Czech Prime Minister Bohuslav Sobotka is to launch a summer tour of ministries starting with the Ministry of Culture on Tuesday. The series of visits is expected to check on how they are performing and fulfilling the coalition programme around half a year after he was sworn into office and the government was formed. The visit to the Ministry of Culture will be followed by inspections at the education and transport ministries. In spite of rumours that Minister of Justice Helena Válková might be for the chop if further problems occur at her ministry, the prime minister is not believed to be preparing any changes in his Cabinet team for the moment.
Czech fish farms and anglers’ associations say hot weather and insufficient rain are devastating stock. Some fish have had to be transferred to other pons in the south of the country because they are suffocating where they are, the news server Novinky.cz reported on Sunday. The low levels of ponds and rivers are also leaving fish easy prey to cormorants. Low water levels have also resulted in the fast spread of a parasitic infection of fish which causes dark spots on their skin and leaves them open to other infections.
The Karlovy Vary International Film Festival continues on its second day with the spotlight perhaps on the world premiere screening of the director’s cut of Andrzej Wajda’s film ‘Walesa: Man of Hope’. The version of the film will be screened in the presence of former Polish dissident and leader of the Gdansk shipyard strikes that helped to topple the Communist regime, Lech Walesa. As well as the former Polish president the lead actors of the film will also be present. Later on Sunday, French actor and director Fanny Ardent will present her latest film ‘Obsessive Rhythms.’
Around 400 military enthusiasts with horses and field guns re-enacted the 1866 battle of Chlum u Sadov, north of Hradec Králové, on Saturday.
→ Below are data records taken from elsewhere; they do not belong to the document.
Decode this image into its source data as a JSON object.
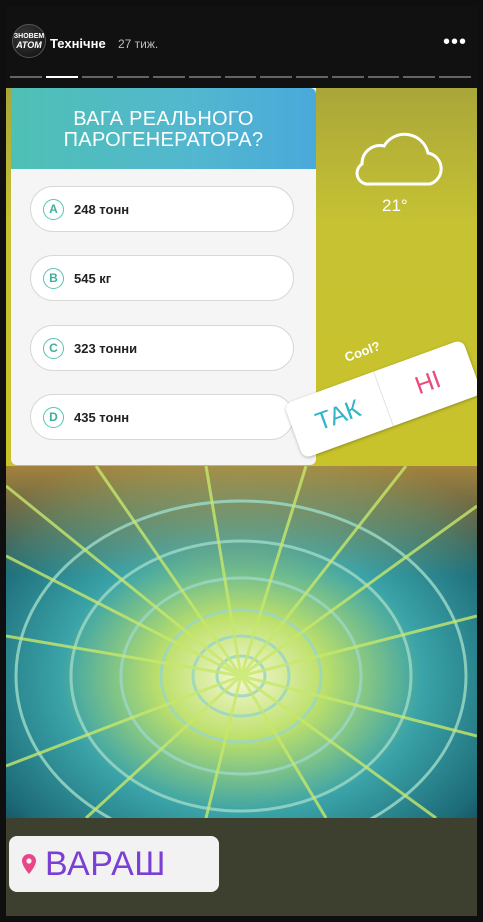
{
  "header": {
    "avatar_line1": "ЗНОВЕМ",
    "avatar_line2": "АТОМ",
    "account": "Технічне",
    "time": "27 тиж.",
    "progress_segments": 13,
    "active_segment": 2
  },
  "quiz": {
    "title_line1": "ВАГА РЕАЛЬНОГО",
    "title_line2": "ПАРОГЕНЕРАТОРА?",
    "options": [
      {
        "letter": "A",
        "text": "248 тонн"
      },
      {
        "letter": "B",
        "text": "545 кг"
      },
      {
        "letter": "C",
        "text": "323 тонни"
      },
      {
        "letter": "D",
        "text": "435 тонн"
      }
    ]
  },
  "weather": {
    "icon": "cloud-icon",
    "temperature": "21°"
  },
  "poll": {
    "question": "Cool?",
    "yes": "ТАК",
    "no": "НІ"
  },
  "location": {
    "icon": "location-pin-icon",
    "name": "ВАРАШ"
  },
  "colors": {
    "accent_teal": "#52b7cf",
    "poll_no": "#e94b7b",
    "location_text": "#7a3fd4"
  }
}
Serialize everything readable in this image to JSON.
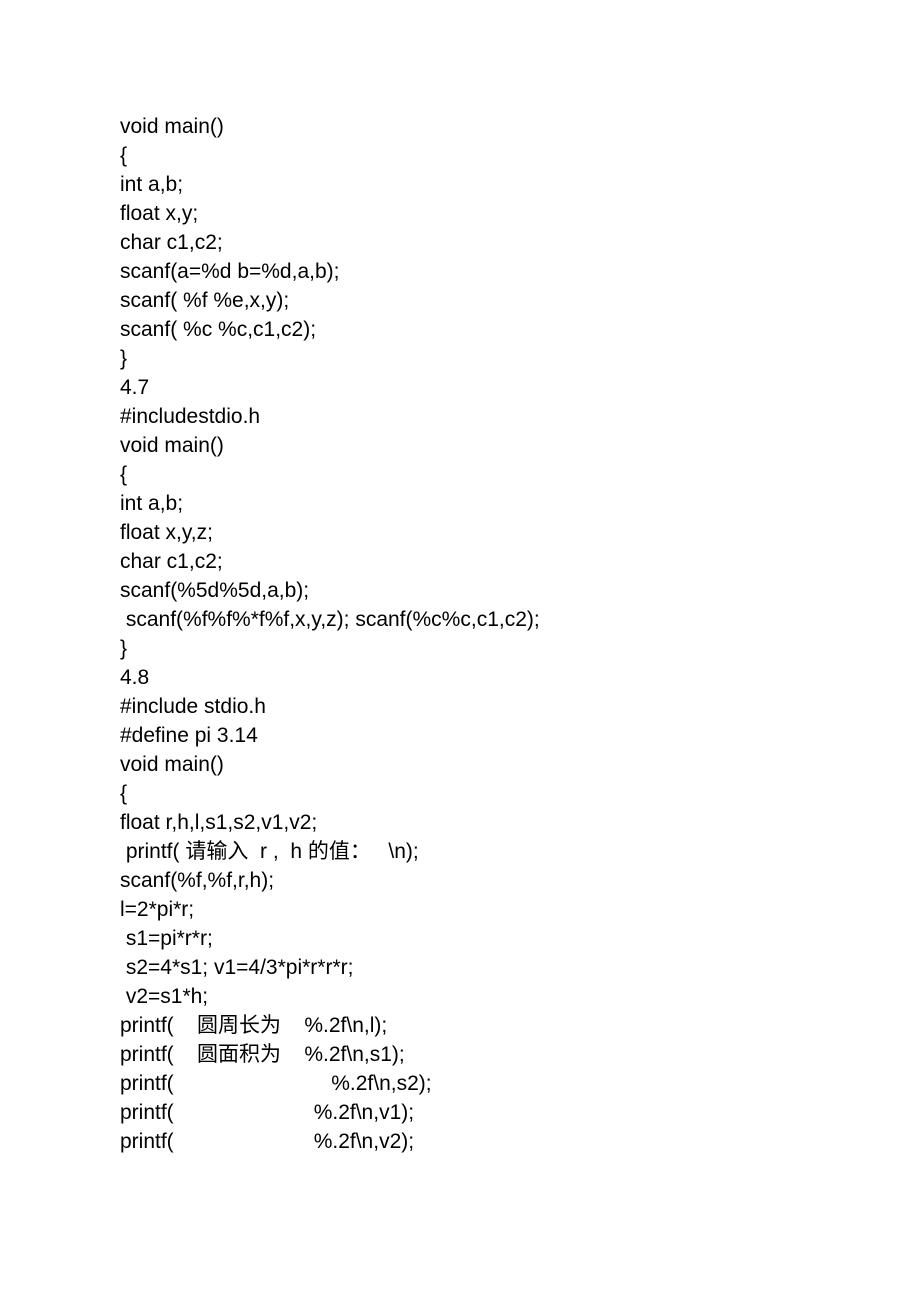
{
  "lines": [
    "void main()",
    "{",
    "int a,b;",
    "float x,y;",
    "char c1,c2;",
    "scanf(a=%d b=%d,a,b);",
    "scanf( %f %e,x,y);",
    "scanf( %c %c,c1,c2);",
    "}",
    "4.7",
    "#includestdio.h",
    "void main()",
    "{",
    "int a,b;",
    "float x,y,z;",
    "char c1,c2;",
    "scanf(%5d%5d,a,b);",
    " scanf(%f%f%*f%f,x,y,z); scanf(%c%c,c1,c2);",
    "}",
    "4.8",
    "#include stdio.h",
    "#define pi 3.14",
    "void main()",
    "{",
    "float r,h,l,s1,s2,v1,v2;",
    " printf( 请输入  r ,  h 的值：   \\n);",
    "scanf(%f,%f,r,h);",
    "l=2*pi*r;",
    " s1=pi*r*r;",
    " s2=4*s1; v1=4/3*pi*r*r*r;",
    " v2=s1*h;",
    "printf(    圆周长为    %.2f\\n,l);",
    "printf(    圆面积为    %.2f\\n,s1);",
    "printf(                           %.2f\\n,s2);",
    "printf(                        %.2f\\n,v1);",
    "printf(                        %.2f\\n,v2);"
  ]
}
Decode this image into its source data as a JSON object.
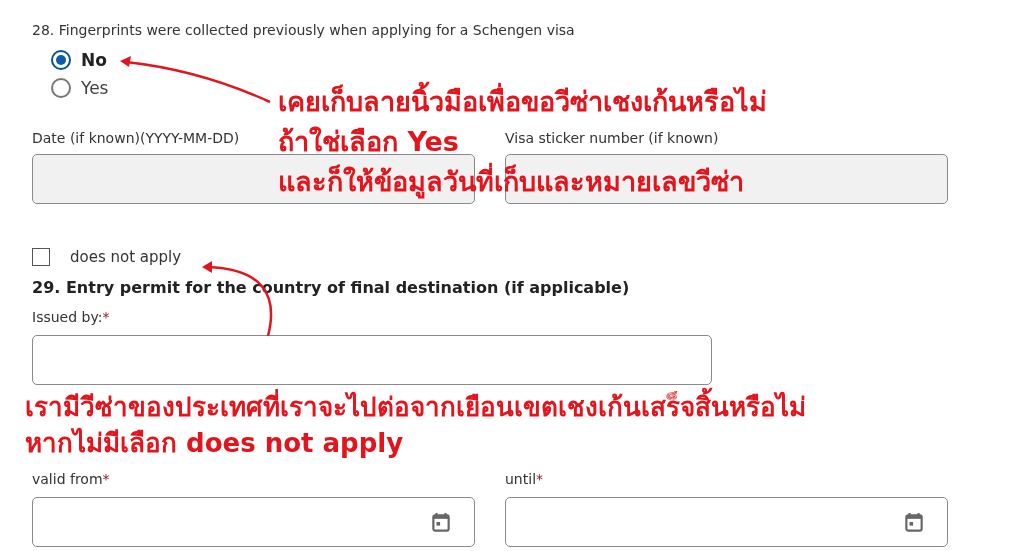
{
  "question_28": {
    "label": "28. Fingerprints were collected previously when applying for a Schengen visa",
    "options": [
      {
        "label": "No",
        "selected": true
      },
      {
        "label": "Yes",
        "selected": false
      }
    ],
    "fields": [
      {
        "label": "Date (if known)(YYYY-MM-DD)",
        "disabled": true
      },
      {
        "label": "Visa sticker number (if known)",
        "disabled": true
      }
    ]
  },
  "does_not_apply": {
    "label": "does not apply",
    "checked": false
  },
  "question_29": {
    "title": "29. Entry permit for the country of final destination (if applicable)",
    "issued_by": {
      "label": "Issued by:",
      "mark": "*"
    },
    "dates": [
      {
        "label": "valid from",
        "mark": "*"
      },
      {
        "label": "until",
        "mark": "*"
      }
    ]
  },
  "annotations": [
    {
      "lines": [
        "เคยเก็บลายนิ้วมือเพื่อขอวีซ่าเชงเก้นหรือไม่",
        "ถ้าใช่เลือก Yes",
        "และก็ให้ข้อมูลวันที่เก็บและหมายเลขวีซ่า"
      ]
    },
    {
      "lines": [
        "เรามีวีซ่าของประเทศที่เราจะไปต่อจากเยือนเขตเชงเก้นเสร็จสิ้นหรือไม่",
        "หากไม่มีเลือก does not apply"
      ]
    }
  ]
}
The original battle pitted a 215,000 strong Austro-Saxon army against a slightly stronger Prussian army. The battle gave the Prussians a decisive win in the campaign and the leadership of German-speaking nations in Central Europe for the following decades. Participants in the re-enactment came from across Europe and as far away as the United States. The 1866 battle was the second biggest held on European soil during the 19th century.
Petra Kvitová thanked her back up team and family which turned up to witness her triumph. She said her team had worked out a strategy for the final and it paid off. She admitted in the post match interview that she had struggled after her first Wimbledon win in 2011 but hoped that after the second it would be easier. The final was watched by Czech-born nine times Wimbledon singles winner Martina Navrátilová and 1998 Czech singles winner Jana Novotná. Kvitová should move up to fourth ranked women’s player in the world following the Wimbledon win.
Petra Kvitová won her second women’s singles title with a 6:3, 6:0 demolition of Canadian Eugenie Bouchard on Saturday in less than an hour. The win is the 24-yer-old Czech’s second Grand Slam success after triumphing at Wimbledon in 2011. Following that win her form has been intermittent. Kvitová went into the final as the favourite against the young Canadian who was in her first Grand Slam final. Kvitová, who was seeded sixth for the championships, dominated the match, in particular thanks to powerful forehand crosscourt winners.